This is an archived course. A more recent version may be available at

Environmental Policy and Economics

As taught in: Spring 2004

Poster announcing a forum with the St. Louis Smoke Commissioner.

Works Project Administration poster announcing a citywide public forum with the St. Louis Smoke Commissioner to be held in Des Moines, IA. (Image courtesy of theĀ Library of Congress, Prints & Photographs Division, WPA Poster Collection, LC-USZC2-5268.)


Prof. Michael Greenstone

MIT Course Number:

14.42 / 14.420


Undergraduate / Graduate

Course Description

This course explores the proper role of government in the regulation of the environment. It will help students develop the tools to estimate the costs and benefits of environmental regulations. These tools will be used to evaluate a series of current policy questions, including: Should air and water pollution regulations be tightened or loosened? What are the costs of climate change in the U.S. and abroad? Is there a "Race to the Bottom" in environmental regulation? Students will help design and execute a cutting edge research project that tests whether air pollution causes infant mortality.

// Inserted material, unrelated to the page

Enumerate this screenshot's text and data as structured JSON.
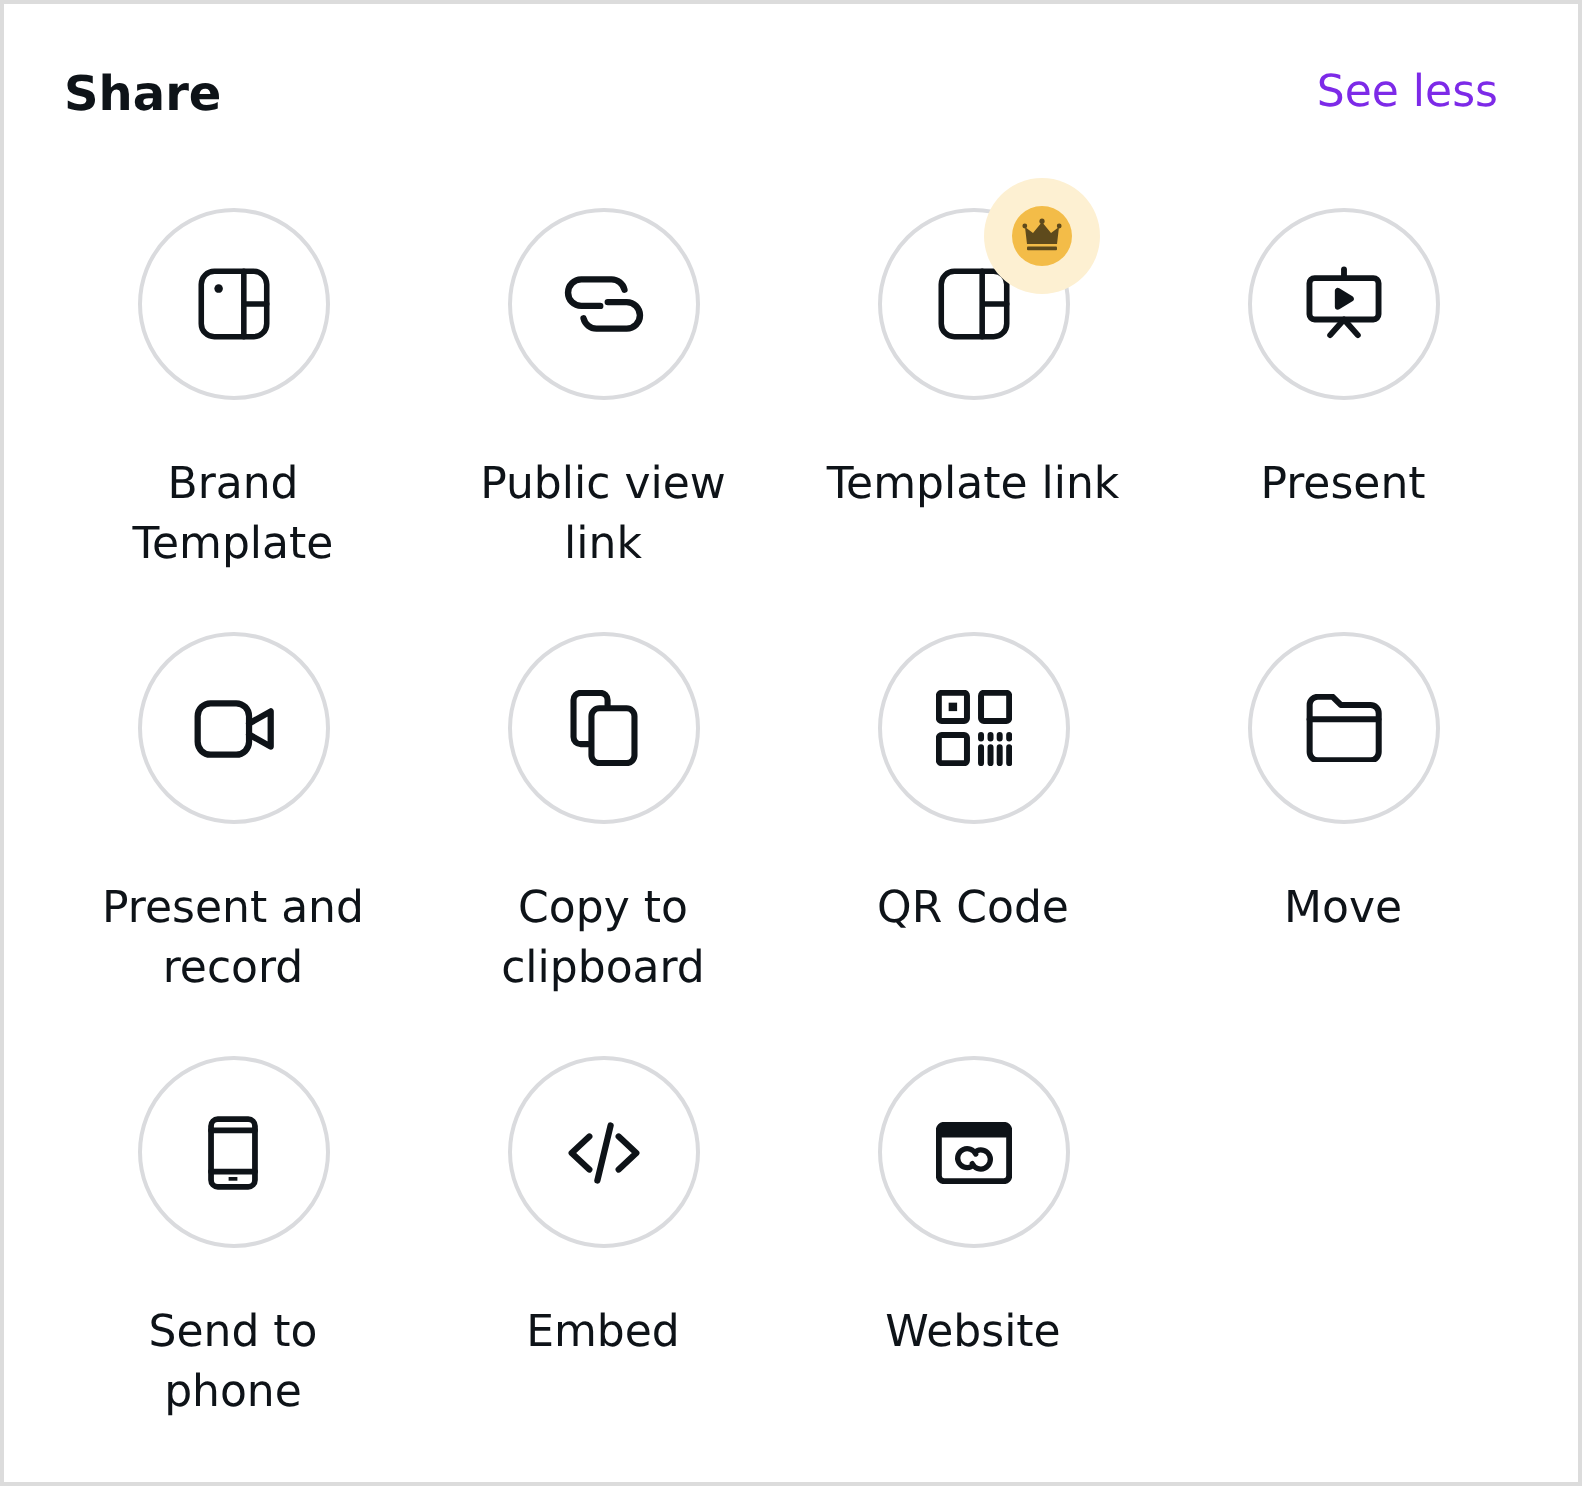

To gain real world experience, the course will include a guest lecture from a former EPA plant inspector and is tentatively scheduled to include a visit to a local polluting plant.